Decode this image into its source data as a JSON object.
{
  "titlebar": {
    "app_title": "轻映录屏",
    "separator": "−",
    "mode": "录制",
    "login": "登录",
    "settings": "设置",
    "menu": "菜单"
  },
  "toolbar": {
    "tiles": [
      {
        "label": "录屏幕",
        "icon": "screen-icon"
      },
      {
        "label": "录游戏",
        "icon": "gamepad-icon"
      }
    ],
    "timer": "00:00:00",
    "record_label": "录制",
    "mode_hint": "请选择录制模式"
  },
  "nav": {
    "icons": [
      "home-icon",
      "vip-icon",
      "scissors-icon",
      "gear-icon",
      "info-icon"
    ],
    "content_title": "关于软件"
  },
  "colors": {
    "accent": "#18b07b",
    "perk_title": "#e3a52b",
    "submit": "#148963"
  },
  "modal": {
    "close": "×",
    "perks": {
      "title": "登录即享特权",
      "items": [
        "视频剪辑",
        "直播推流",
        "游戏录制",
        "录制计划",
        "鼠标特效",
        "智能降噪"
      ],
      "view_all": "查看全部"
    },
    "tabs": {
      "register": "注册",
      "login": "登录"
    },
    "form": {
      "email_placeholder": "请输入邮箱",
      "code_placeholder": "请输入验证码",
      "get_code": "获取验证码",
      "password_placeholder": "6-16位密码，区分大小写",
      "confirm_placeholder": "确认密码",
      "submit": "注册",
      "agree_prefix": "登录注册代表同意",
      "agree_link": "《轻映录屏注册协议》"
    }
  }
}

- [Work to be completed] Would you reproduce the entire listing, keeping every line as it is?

- [Your response]
Decode this image into its source data as a JSON object.
{
  "titlebar": {
    "app_title": "轻映录屏",
    "separator": "−",
    "mode": "录制",
    "login": "登录",
    "settings": "设置",
    "menu": "菜单"
  },
  "toolbar": {
    "tiles": [
      {
        "label": "录屏幕",
        "icon": "screen-icon"
      },
      {
        "label": "录游戏",
        "icon": "gamepad-icon"
      }
    ],
    "timer": "00:00:00",
    "record_label": "录制",
    "mode_hint": "请选择录制模式"
  },
  "nav": {
    "icons": [
      "home-icon",
      "vip-icon",
      "scissors-icon",
      "gear-icon",
      "info-icon"
    ],
    "content_title": "关于软件"
  },
  "colors": {
    "accent": "#18b07b",
    "perk_title": "#e3a52b",
    "submit": "#148963"
  },
  "modal": {
    "close": "×",
    "perks": {
      "title": "登录即享特权",
      "items": [
        "视频剪辑",
        "直播推流",
        "游戏录制",
        "录制计划",
        "鼠标特效",
        "智能降噪"
      ],
      "view_all": "查看全部"
    },
    "tabs": {
      "register": "注册",
      "login": "登录"
    },
    "form": {
      "email_placeholder": "请输入邮箱",
      "code_placeholder": "请输入验证码",
      "get_code": "获取验证码",
      "password_placeholder": "6-16位密码，区分大小写",
      "confirm_placeholder": "确认密码",
      "submit": "注册",
      "agree_prefix": "登录注册代表同意",
      "agree_link": "《轻映录屏注册协议》"
    }
  }
}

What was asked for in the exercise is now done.